HOW TO FIX THE FORKS One of the big disappointments of the 2009 CRF450 setup is the stock fork springs. The 0.46kg/mm springs are too soft. Not just too soft in terms of handling jumps and bumps, but the slight spring rate allows the chassis to shift its weight too far forward. The resulting stinkbug stance causes the chassis to ride low through bumps, dive under braking and oversteer in corners. Step one is to replace the stock fork springs with stiffer 0.48kg/mm springs. Step two is to determine whether you feel there is enough mid-stroke compression damping. If not, you will need to have the forks revalved.
HOW TO FIX THE SHOCK WITH A LINK MXA’s only complaint about the shock was a corollary to the soft forks— in that to get the bike balanced we had to run a lot more race sag than normal (often as much a 120mm). This is not a good idea. Once we stiff- ened the forks by adding 0.48kg/mm springs, we set the sag at 100mm, but the rear of the bike still felt very high. The quickest solution was to install a 146mm Pro Circuit shock linkage. It replaces the stock 144mm linkage. It lowers the rear of the bike by 10mm to help flatten out the bike’s attitude. This was a very good mod, not just for the shock, but for the bike’s handling.
WHAT ABOUT THE SHOCK SPRING? As soft as Honda’s fork springs are, the 5.4kg/mm shock spring is very good for riders over 170 pounds (and it can handle riders up to and over 200 pounds). This is a good spec for a 450cc four-stroke, since most buyers are larger and more mature than the typical 250F owner. Smaller riders will need to switch to a lighter rear spring rate. If you have not changed the fork springs on your CRF450, try setting the race sag at 115mm with the high-speed compression turned two full turns out. These mods aren’t to improve the performance of the shock as much as to try to balance the front and rear of the CRF450.
WHAT IS THE BEST GEARING COMBINATION? Most MXA test riders felt that the stock 13/48 gearing ratio ( 3.692) had problems jumping the gap between second and third.

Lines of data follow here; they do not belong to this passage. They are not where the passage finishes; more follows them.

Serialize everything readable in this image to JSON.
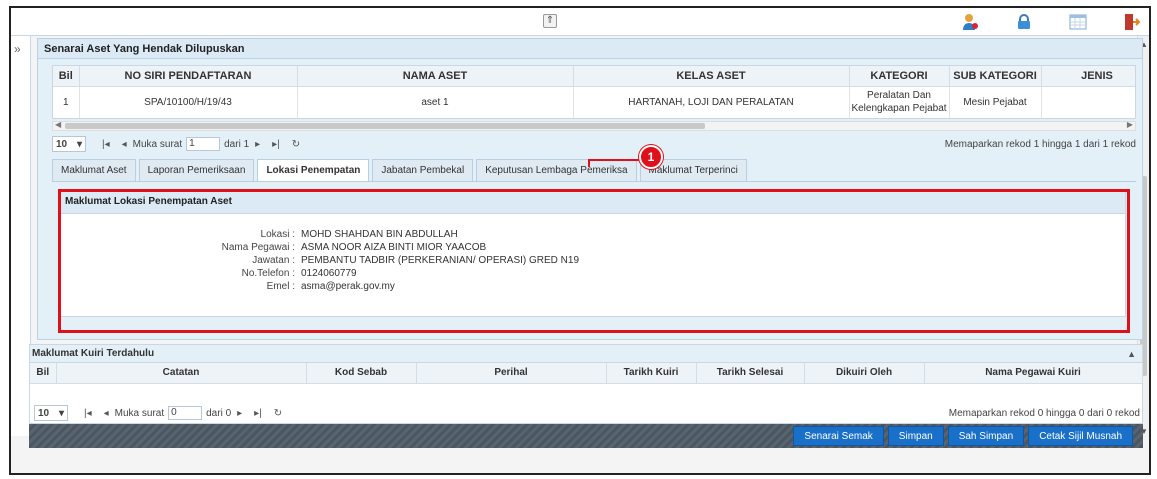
{
  "topbar": {
    "collapse_symbol": "⇑",
    "icons": [
      "user-icon",
      "lock-icon",
      "calendar-icon",
      "logout-icon"
    ]
  },
  "rail": {
    "toggle": "»"
  },
  "panel1": {
    "title": "Senarai Aset Yang Hendak Dilupuskan",
    "columns": [
      "Bil",
      "NO SIRI PENDAFTARAN",
      "NAMA ASET",
      "KELAS ASET",
      "KATEGORI",
      "SUB KATEGORI",
      "JENIS"
    ],
    "row": {
      "bil": "1",
      "no_siri": "SPA/10100/H/19/43",
      "nama": "aset 1",
      "kelas": "HARTANAH, LOJI DAN PERALATAN",
      "kategori_line1": "Peralatan Dan",
      "kategori_line2": "Kelengkapan Pejabat",
      "sub_kategori": "Mesin Pejabat",
      "jenis": ""
    },
    "pager": {
      "page_size": "10",
      "muka_surat_label": "Muka surat",
      "page": "1",
      "of_label": "dari 1",
      "info": "Memaparkan rekod 1 hingga 1 dari 1 rekod"
    },
    "tabs": [
      "Maklumat Aset",
      "Laporan Pemeriksaan",
      "Lokasi Penempatan",
      "Jabatan Pembekal",
      "Keputusan Lembaga Pemeriksa",
      "Maklumat Terperinci"
    ],
    "active_tab": "Lokasi Penempatan"
  },
  "detail": {
    "title": "Maklumat Lokasi Penempatan Aset",
    "fields": [
      {
        "label": "Lokasi :",
        "value": "MOHD SHAHDAN BIN ABDULLAH"
      },
      {
        "label": "Nama Pegawai :",
        "value": "ASMA NOOR AIZA BINTI MIOR YAACOB"
      },
      {
        "label": "Jawatan :",
        "value": "PEMBANTU TADBIR (PERKERANIAN/ OPERASI) GRED N19"
      },
      {
        "label": "No.Telefon :",
        "value": "0124060779"
      },
      {
        "label": "Emel :",
        "value": "asma@perak.gov.my"
      }
    ]
  },
  "callout": {
    "number": "1",
    "color": "#e0101a"
  },
  "panel2": {
    "title": "Maklumat Kuiri Terdahulu",
    "columns": [
      "Bil",
      "Catatan",
      "Kod Sebab",
      "Perihal",
      "Tarikh Kuiri",
      "Tarikh Selesai",
      "Dikuiri Oleh",
      "Nama Pegawai Kuiri"
    ],
    "pager": {
      "page_size": "10",
      "muka_surat_label": "Muka surat",
      "page": "0",
      "of_label": "dari 0",
      "info": "Memaparkan rekod 0 hingga 0 dari 0 rekod"
    }
  },
  "actions": {
    "senarai_semak": "Senarai Semak",
    "simpan": "Simpan",
    "sah_simpan": "Sah Simpan",
    "cetak": "Cetak Sijil Musnah"
  }
}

The quick-and-easy fix was to install a 49-tooth rear sprocket to lower the gear ratios to 3.769. This worked well for most Beginner and Novice riders. Pro-level riders felt that the stock gearing was too tall, but that the 13/49 setup was too low for the speed they carried. If you are fast, go to a 14/52 gear combination ( 3.714). It splits the difference. Countershaft sprockets from the old-school CR500 two-stroke will fit on the 2009 CRF450. We had to cut a small por- tion of the swingarm arm buffer pad away to get the big countershaft sprocket on.
HOW HARD IS IT TO REPROGRAM THE FUEL INJECTOR? If you’ve grown up with computers it is no problem to reprogram the Honda ignition. You will need an IBM compatible computer, 12-volt bat- tery and Honda’s $350 PGM-FI tool. To find out how to program your CRF450, turn to page 96. In the process of testing the 2009 CRF450, we reprogrammed the ECU over a dozen times. The Honda tool allows you to advance or retard the ignition and to alter the fuel flow through the injectors. Was it worth the effort? Not really. Although we could shift the powerband around, it was never as significant a change as just adding an exhaust pipe. Most of our attempts hurt more than they helped. In the end, we used the PGM-FI tool to knock the bark off of the first millimeter of throttle twist (where the Honda is so jumpy that it is scary). We retarded the ignition at 5, 10 and 15 percent of throttle from 2500 to 3000 rpm.